Cours international

From Melanocyte Development to Melanoma Therapies - Basic Science and Clinical Applications - 2015

Introduction to melanocytes and melanoma.
Clinical diagnosis and prognosis
Histology and histopathology
Molecular and (epi)genetic techniques
Experimental animals
High throughput data analysis
Therapy, current clinical practice and preclinical advances

Major advances in basic research of melanoma have led to novel treatment options that are making a difference for melanoma patients. However, multiple challenges lie ahead and further progress is necessary, particularly with respect to resistance to the novel therapies. For advancing knowledge in the area and to ensure that future scientists are updated with respect to current knowledge in the field, we will host a course which teaches the basic biology and develoment of the melanocyte how these cells are transformed into melanoma, and how the disease is diagnosed and treated.

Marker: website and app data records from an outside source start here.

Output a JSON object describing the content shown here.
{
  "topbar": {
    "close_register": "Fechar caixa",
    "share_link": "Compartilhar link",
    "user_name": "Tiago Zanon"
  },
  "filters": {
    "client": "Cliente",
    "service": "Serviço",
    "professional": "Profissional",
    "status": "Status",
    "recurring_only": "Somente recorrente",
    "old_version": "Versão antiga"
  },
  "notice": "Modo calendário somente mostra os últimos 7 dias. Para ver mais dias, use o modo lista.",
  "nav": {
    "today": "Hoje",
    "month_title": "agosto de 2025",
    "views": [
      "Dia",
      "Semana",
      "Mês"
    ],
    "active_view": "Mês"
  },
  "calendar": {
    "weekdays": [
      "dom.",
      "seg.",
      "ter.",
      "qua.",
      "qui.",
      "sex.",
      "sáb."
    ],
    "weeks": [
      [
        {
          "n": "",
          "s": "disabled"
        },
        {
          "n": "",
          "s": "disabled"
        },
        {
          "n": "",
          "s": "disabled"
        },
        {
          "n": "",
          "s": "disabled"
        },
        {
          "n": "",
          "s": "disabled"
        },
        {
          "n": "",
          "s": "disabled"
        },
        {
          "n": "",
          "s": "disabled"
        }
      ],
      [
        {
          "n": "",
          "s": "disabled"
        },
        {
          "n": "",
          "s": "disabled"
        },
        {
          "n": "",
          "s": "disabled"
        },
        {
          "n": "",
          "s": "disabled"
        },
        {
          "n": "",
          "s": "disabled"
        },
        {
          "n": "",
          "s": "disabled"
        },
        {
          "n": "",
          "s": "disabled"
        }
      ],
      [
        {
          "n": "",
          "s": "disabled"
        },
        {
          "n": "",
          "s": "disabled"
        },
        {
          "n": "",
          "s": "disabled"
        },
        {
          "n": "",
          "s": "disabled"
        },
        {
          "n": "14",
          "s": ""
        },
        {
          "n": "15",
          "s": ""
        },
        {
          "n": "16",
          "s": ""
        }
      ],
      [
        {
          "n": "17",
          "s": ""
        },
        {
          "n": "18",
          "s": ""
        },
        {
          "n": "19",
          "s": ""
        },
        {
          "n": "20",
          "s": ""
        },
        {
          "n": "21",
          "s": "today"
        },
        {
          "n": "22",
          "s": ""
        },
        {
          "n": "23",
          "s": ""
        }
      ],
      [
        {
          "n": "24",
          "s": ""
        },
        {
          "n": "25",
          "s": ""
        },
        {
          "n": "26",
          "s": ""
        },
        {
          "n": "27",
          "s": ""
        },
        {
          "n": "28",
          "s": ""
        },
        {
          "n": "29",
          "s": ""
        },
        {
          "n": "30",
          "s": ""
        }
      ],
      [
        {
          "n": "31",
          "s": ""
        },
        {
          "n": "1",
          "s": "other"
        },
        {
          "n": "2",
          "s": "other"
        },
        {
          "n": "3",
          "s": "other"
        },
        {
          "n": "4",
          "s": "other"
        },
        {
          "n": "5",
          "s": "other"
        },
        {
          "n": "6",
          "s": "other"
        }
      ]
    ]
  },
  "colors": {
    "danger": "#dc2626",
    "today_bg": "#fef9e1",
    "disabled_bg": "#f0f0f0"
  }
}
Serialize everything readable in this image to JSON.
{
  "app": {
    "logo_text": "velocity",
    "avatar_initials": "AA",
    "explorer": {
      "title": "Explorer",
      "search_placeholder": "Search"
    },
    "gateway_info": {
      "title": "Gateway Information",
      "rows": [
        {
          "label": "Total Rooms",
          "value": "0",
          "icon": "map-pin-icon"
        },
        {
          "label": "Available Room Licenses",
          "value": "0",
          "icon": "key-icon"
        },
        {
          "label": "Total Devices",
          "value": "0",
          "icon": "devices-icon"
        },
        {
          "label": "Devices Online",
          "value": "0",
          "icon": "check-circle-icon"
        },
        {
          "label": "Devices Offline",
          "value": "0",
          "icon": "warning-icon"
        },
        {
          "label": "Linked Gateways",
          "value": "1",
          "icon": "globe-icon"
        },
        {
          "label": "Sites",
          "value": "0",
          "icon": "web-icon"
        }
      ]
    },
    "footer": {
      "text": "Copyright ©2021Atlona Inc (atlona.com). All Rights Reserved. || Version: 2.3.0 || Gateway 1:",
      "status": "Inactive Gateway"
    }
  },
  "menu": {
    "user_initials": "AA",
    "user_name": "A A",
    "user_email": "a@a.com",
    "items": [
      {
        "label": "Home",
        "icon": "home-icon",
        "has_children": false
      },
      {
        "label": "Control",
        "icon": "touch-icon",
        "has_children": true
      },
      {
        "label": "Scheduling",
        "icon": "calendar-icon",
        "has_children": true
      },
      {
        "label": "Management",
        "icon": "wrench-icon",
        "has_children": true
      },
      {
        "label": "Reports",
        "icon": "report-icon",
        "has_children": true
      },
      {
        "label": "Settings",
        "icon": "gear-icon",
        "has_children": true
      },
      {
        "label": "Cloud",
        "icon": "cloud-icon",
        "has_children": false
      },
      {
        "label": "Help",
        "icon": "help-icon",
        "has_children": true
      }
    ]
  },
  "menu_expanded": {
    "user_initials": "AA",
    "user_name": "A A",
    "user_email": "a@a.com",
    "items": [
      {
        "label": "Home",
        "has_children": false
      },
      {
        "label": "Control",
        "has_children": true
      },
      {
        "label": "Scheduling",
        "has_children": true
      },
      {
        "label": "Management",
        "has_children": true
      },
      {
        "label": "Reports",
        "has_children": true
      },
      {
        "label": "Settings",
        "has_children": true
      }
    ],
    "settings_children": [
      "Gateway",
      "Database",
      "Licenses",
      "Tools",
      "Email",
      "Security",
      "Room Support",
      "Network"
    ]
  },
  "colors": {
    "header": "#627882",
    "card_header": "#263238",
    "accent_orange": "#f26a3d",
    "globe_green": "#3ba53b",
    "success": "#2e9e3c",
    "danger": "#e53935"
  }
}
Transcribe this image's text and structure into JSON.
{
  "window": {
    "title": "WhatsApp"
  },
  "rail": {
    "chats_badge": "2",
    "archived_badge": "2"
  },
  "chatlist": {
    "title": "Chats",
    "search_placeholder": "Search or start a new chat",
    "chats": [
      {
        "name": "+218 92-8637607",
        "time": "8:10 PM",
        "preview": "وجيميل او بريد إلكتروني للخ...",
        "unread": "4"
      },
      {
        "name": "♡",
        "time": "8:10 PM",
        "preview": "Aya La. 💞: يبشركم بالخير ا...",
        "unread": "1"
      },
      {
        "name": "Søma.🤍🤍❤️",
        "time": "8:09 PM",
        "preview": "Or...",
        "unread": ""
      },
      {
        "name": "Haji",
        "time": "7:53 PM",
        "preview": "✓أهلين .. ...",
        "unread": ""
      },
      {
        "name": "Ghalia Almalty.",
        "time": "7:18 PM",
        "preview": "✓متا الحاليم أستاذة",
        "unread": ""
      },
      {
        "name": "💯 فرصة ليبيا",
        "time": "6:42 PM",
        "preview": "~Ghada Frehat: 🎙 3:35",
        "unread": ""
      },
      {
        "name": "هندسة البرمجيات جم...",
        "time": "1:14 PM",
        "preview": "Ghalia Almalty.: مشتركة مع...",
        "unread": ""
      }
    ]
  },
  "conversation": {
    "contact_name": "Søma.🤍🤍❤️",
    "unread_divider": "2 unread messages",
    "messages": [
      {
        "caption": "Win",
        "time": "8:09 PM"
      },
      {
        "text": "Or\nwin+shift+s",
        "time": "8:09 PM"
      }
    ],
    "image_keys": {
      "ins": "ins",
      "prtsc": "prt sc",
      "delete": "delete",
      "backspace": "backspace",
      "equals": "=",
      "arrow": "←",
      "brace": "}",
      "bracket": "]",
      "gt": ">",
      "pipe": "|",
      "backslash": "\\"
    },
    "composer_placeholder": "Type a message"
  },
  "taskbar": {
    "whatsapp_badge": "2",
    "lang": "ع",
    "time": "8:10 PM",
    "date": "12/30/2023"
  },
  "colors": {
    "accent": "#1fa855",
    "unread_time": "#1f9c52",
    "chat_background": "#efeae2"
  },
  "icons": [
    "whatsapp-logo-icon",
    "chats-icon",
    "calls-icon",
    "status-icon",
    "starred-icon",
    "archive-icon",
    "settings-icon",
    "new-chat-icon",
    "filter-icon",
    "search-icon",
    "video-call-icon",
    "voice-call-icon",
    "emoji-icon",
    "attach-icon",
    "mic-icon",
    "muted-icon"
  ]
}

A particular emphasis will be on novel therapeutic options and the resistance that arises against the new drugs.

The course is divided into two sessions, both will be held at the University of Iceland, in Reykjavik.
. 1st session: course (June 21-23) - register on Institut Curie website
. 2nd session: meeting (June 24-26) - register on the following website:

Scientists (PhD students and post-doc fellows, young group leaders in the field), MDs (Pathologists, Geneticists and Clinicians).

25 seats are open - “first come first served” basis.

June 21 - 26, 2015
31 March 2015

University of Iceland
Room 131 in Askja
Reykjavik, Iceland

Beginning of May 2015

250€ (More information about payment procedure will be sent if you are selected.)

Participants can be accommodated in single rooms (120€/night). Accomodation will be provided at Fosshotel Hofdatorg, a new hotel near the center of Reykjavik. Further information will be given after the selection of the students. More information :

A few fellowships will be delivered to participants.

Lionel LARUE – Institut Curie, Orsay
Eirikur Steingrimsson – University of Iceland
Thorunn Rafnar - Decode Genetics, Reykjavik
Colin Goding - Ludwig Cancer Research, Oxford

In recent years, research into melanocytes and melanoma has led to giant steps in treatment of melanoma patients. The goal of this course is to teach students about the basic biology of melanoma with a particular emphasis on therapeutic options. The students will learn about this rapidly advancing field, and since the students will come from both the basic and clinical sciences, they will learn from each other in order to advance melanoma diagnosis and therapy in the future.

Hosting the course in Iceland will allow us to bring together European and American students and teach them about the latest advances in the field. This three day course will be followed by a three day meeting “Melanoma: from basic science to clinical applications“ ( where leaders in the field will talk about their latest results. This allows us to include some of the most important players in the field as teachers in the course.

The success of the course relies on the active contribution of participants who are expected to be proactive and to participate in all of the events organized including:
i) presentation of their own scientific project with a 10 minutes oral presentation, and
ii) participation in the "career development" workshop during the last day of the course.

The course will have a broad view of the melanocyte lineage, including the establishment of the lineage during embryonic development and the renewal of melanocytes from normal melanocyte stem cells. The similarities between the cellular and molecular mechanisms which occur during development, renewal and melanomagenesis will be explored for further clinical advancement. Lectures on epigenetics, genomics and clinical aspects of melanoma will bring a broader view of the field for the PhD students, postdoctoral fellows and junior scientists attending the course.

Lunches and dinners will be attended by both teachers and students giving opportunities for further discussions.

University of Iceland

ORF Genetics
Embassy of France in Iceland